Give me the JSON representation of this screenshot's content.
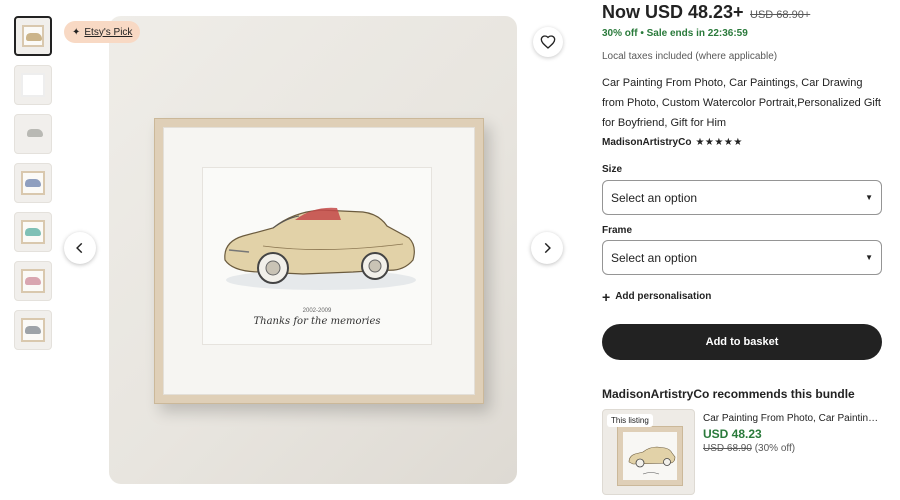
{
  "badge": {
    "label": "Etsy's Pick"
  },
  "thumbnails": [
    {
      "variant": "car-beige",
      "active": true
    },
    {
      "variant": "sheet"
    },
    {
      "variant": "car-sketch"
    },
    {
      "variant": "car-blue"
    },
    {
      "variant": "car-teal"
    },
    {
      "variant": "car-pink"
    },
    {
      "variant": "car-grey"
    }
  ],
  "artwork": {
    "year": "2002-2009",
    "caption": "Thanks for the memories"
  },
  "price": {
    "now": "Now USD 48.23+",
    "original": "USD 68.90+",
    "discount": "30% off",
    "sale_ends": "Sale ends in 22:36:59",
    "taxes_note": "Local taxes included (where applicable)"
  },
  "listing": {
    "title": "Car Painting From Photo, Car Paintings, Car Drawing from Photo, Custom Watercolor Portrait,Personalized Gift for Boyfriend, Gift for Him",
    "shop_name": "MadisonArtistryCo",
    "rating_stars": "★★★★★"
  },
  "options": {
    "size_label": "Size",
    "size_value": "Select an option",
    "frame_label": "Frame",
    "frame_value": "Select an option"
  },
  "personalise_label": "Add personalisation",
  "basket_label": "Add to basket",
  "bundle": {
    "heading": "MadisonArtistryCo recommends this bundle",
    "tag": "This listing",
    "item_title": "Car Painting From Photo, Car Paintings, C...",
    "price": "USD 48.23",
    "original": "USD 68.90",
    "discount": " (30% off)"
  },
  "colors": {
    "sale_green": "#2a7a3b",
    "badge_bg": "#f8d9c4",
    "button_dark": "#222222"
  }
}
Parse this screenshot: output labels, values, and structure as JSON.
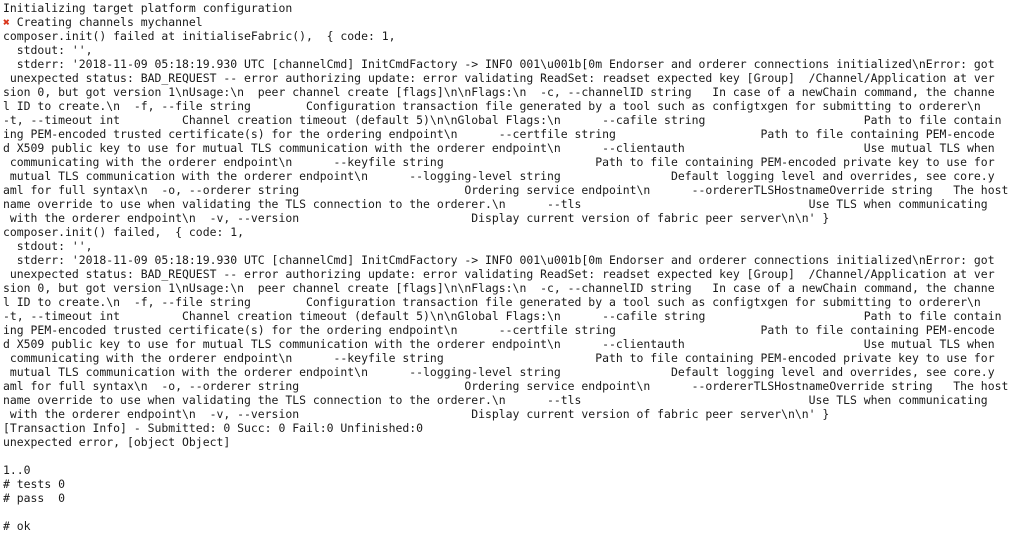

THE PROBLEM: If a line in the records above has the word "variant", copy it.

SOLVED PROBLEM:
      "variant": "car-beige",
      "variant": "sheet"
      "variant": "car-sketch"
      "variant": "car-blue"
      "variant": "car-teal"
      "variant": "car-pink"
      "variant": "car-grey"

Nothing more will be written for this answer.